Entries from a dataset of interfaces:

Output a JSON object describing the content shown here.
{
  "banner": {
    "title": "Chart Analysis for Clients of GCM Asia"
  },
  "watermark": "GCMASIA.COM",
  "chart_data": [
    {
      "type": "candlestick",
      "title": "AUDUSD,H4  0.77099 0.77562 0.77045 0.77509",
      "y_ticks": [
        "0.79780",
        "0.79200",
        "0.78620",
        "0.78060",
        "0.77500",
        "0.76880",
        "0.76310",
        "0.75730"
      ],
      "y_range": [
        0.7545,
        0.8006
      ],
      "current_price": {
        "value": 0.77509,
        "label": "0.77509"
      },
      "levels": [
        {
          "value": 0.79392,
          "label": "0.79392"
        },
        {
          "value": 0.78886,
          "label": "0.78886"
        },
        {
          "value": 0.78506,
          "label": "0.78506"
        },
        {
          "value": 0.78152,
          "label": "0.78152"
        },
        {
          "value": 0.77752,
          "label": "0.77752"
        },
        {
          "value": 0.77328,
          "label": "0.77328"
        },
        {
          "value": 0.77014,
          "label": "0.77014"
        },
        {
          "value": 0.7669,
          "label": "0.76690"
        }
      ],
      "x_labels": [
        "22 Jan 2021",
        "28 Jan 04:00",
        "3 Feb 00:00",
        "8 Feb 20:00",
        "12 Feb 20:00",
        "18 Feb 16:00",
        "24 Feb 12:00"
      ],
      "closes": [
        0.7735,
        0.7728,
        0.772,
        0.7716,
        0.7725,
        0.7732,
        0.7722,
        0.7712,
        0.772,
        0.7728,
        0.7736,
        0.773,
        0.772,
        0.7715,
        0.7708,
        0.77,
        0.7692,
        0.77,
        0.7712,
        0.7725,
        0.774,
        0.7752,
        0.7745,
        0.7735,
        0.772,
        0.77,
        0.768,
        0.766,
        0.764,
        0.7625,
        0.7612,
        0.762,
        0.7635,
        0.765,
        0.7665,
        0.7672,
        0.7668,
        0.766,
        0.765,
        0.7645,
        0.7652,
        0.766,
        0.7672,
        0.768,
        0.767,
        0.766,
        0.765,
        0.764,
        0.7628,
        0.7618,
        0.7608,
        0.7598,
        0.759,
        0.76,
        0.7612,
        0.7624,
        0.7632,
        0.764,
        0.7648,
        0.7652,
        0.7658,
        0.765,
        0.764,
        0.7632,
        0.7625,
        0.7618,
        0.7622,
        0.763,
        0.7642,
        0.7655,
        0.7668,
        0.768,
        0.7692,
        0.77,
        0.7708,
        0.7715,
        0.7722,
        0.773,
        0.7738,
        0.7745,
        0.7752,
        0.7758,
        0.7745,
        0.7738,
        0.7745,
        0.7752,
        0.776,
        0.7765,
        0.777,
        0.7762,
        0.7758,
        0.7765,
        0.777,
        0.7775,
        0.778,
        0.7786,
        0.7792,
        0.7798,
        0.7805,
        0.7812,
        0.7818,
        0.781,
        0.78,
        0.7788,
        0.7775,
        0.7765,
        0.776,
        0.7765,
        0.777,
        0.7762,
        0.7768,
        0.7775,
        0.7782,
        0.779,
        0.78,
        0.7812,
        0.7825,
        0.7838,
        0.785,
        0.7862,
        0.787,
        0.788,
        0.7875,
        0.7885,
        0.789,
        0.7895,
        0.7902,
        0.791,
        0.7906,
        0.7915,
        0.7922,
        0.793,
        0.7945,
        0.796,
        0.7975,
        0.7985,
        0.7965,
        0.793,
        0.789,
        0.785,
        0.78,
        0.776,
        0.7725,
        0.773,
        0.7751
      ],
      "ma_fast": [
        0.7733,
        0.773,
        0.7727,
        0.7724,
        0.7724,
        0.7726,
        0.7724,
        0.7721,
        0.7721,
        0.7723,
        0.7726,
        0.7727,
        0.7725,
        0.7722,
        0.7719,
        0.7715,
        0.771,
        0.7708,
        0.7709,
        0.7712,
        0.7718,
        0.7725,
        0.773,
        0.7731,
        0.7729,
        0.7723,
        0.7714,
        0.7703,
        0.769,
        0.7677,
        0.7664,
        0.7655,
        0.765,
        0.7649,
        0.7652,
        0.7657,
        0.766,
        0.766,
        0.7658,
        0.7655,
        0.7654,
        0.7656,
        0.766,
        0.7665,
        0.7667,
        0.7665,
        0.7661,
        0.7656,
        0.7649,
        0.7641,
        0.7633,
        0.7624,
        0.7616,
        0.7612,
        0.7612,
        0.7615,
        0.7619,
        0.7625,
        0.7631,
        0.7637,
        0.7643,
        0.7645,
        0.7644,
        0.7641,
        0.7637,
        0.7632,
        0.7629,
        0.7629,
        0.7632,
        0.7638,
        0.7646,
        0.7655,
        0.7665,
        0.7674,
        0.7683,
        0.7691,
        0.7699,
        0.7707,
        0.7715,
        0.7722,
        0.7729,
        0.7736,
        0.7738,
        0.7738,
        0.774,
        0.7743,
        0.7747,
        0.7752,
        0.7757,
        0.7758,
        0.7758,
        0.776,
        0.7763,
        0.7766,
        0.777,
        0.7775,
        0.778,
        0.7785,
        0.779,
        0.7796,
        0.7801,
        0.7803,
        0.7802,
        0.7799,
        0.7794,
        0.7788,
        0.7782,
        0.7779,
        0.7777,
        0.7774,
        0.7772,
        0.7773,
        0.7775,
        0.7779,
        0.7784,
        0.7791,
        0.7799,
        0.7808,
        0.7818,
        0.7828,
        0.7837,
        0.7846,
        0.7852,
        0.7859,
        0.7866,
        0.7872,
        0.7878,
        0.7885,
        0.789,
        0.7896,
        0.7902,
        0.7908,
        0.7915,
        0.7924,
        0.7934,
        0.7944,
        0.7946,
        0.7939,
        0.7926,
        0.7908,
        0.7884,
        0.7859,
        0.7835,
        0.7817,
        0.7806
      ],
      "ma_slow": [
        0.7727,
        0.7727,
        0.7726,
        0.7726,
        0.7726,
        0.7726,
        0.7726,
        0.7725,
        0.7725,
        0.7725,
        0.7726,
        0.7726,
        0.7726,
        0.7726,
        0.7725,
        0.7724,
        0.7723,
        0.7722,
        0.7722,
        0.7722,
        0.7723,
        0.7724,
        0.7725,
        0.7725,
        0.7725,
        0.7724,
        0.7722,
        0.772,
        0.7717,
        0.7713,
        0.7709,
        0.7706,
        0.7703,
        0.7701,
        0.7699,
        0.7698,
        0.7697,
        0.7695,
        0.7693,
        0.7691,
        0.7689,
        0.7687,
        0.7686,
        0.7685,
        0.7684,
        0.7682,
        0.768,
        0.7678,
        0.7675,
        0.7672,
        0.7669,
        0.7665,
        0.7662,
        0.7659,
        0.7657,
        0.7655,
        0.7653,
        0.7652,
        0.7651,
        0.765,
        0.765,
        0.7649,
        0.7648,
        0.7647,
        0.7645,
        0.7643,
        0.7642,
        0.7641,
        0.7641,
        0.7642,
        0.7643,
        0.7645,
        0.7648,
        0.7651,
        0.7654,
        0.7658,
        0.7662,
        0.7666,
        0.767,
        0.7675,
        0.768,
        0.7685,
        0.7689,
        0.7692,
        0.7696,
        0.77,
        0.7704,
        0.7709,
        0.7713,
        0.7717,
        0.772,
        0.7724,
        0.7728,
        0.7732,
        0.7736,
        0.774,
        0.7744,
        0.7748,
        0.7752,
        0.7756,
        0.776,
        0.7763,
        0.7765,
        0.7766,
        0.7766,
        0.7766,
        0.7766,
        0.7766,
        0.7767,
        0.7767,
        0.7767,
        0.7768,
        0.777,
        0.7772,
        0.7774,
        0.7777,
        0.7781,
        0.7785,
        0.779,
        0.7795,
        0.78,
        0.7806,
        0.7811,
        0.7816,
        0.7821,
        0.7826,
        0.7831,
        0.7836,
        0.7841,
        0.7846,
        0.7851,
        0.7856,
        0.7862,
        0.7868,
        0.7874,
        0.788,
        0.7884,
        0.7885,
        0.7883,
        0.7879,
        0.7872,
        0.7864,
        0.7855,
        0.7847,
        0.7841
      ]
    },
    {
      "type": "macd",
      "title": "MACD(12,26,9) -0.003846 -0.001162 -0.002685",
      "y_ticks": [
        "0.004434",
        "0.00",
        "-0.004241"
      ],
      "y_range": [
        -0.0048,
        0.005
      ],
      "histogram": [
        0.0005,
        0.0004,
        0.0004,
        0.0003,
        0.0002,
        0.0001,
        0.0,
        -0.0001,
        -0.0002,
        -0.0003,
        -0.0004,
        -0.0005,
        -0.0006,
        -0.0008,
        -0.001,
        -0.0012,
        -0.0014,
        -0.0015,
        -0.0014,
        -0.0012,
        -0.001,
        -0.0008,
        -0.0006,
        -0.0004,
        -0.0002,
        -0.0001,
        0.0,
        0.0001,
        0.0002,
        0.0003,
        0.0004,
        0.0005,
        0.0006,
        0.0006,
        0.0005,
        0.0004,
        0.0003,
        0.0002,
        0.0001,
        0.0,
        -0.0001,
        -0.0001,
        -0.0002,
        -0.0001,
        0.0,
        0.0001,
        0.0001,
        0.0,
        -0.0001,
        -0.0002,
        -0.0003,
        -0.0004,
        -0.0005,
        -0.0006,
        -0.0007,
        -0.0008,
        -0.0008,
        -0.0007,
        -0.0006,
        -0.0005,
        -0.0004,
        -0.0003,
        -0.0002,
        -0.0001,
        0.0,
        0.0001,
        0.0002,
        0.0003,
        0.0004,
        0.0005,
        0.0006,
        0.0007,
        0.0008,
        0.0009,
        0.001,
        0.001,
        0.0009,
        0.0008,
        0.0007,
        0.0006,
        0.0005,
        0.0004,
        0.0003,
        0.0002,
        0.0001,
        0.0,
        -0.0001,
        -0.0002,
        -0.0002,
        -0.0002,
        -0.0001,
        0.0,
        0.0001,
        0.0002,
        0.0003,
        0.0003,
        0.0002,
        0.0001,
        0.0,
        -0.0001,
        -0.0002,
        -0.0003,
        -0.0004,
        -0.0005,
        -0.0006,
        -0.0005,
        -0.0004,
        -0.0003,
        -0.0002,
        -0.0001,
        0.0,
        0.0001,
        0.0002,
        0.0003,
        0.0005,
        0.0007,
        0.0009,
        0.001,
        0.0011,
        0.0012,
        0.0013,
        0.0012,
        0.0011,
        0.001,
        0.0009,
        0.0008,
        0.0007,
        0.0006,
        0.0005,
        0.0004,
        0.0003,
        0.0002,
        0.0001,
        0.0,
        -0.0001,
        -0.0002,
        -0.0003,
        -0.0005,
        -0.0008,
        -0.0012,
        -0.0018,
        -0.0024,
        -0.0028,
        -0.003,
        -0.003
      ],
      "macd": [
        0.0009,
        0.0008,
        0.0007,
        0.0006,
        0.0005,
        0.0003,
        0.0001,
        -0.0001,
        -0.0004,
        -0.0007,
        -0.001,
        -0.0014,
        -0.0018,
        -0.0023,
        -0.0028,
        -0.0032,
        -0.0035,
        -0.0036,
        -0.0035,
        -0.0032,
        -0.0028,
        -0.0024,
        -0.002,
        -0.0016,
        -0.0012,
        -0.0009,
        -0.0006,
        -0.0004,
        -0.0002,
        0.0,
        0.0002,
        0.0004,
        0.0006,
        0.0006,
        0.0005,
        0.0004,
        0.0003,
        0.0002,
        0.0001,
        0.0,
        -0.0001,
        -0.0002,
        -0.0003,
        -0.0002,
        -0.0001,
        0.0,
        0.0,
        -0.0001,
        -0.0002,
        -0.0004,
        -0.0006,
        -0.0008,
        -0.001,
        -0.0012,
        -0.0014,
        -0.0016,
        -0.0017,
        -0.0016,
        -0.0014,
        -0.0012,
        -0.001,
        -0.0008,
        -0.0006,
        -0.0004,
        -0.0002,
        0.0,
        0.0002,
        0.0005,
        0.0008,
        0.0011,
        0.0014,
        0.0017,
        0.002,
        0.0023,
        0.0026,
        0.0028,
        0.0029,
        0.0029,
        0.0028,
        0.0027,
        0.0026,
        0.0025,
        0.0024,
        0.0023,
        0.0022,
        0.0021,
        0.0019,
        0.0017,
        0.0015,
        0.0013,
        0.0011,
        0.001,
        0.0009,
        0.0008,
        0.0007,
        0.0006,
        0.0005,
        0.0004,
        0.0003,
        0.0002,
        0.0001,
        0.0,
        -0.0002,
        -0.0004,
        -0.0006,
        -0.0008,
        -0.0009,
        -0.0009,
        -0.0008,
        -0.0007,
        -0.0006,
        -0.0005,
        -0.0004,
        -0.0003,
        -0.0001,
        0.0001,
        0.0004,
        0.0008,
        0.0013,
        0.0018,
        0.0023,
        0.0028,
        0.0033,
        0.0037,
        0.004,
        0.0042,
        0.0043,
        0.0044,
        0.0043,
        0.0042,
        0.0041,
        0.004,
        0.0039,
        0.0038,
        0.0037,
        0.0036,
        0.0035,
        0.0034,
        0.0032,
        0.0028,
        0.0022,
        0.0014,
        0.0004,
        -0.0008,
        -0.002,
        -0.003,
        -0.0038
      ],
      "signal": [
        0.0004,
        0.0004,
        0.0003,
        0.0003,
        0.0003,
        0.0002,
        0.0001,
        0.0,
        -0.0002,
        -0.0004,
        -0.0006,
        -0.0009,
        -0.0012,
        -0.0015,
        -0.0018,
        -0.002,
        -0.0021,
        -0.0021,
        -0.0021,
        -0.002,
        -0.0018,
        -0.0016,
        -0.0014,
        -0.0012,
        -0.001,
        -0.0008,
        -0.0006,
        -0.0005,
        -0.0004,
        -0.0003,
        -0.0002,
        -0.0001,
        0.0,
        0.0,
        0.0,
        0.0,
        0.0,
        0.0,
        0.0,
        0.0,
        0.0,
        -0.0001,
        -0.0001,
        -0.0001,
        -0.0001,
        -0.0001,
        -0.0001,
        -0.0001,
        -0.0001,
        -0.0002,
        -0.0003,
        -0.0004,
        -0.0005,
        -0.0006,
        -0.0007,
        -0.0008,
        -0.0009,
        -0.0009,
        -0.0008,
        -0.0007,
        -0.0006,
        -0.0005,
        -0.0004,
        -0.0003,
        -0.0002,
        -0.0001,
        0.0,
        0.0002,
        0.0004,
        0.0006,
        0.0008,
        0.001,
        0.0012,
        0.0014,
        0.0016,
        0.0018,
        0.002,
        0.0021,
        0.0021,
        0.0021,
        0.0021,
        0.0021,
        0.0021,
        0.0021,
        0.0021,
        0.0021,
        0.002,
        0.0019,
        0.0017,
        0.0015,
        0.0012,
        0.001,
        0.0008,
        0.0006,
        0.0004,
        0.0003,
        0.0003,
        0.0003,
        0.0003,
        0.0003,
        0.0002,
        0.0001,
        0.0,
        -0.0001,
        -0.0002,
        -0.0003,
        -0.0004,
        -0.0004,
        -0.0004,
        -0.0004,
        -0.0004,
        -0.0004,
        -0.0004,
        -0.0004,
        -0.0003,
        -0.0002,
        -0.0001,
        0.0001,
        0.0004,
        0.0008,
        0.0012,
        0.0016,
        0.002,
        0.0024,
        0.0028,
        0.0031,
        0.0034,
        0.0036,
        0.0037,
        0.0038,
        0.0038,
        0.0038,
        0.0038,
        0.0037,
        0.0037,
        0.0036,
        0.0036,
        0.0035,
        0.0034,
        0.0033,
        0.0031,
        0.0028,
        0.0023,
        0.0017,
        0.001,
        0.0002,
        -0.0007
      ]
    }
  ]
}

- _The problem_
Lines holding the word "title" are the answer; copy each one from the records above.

- _Answer space_
    "title": "Chart Analysis for Clients of GCM Asia"
      "title": "AUDUSD,H4  0.77099 0.77562 0.77045 0.77509",
      "title": "MACD(12,26,9) -0.003846 -0.001162 -0.002685",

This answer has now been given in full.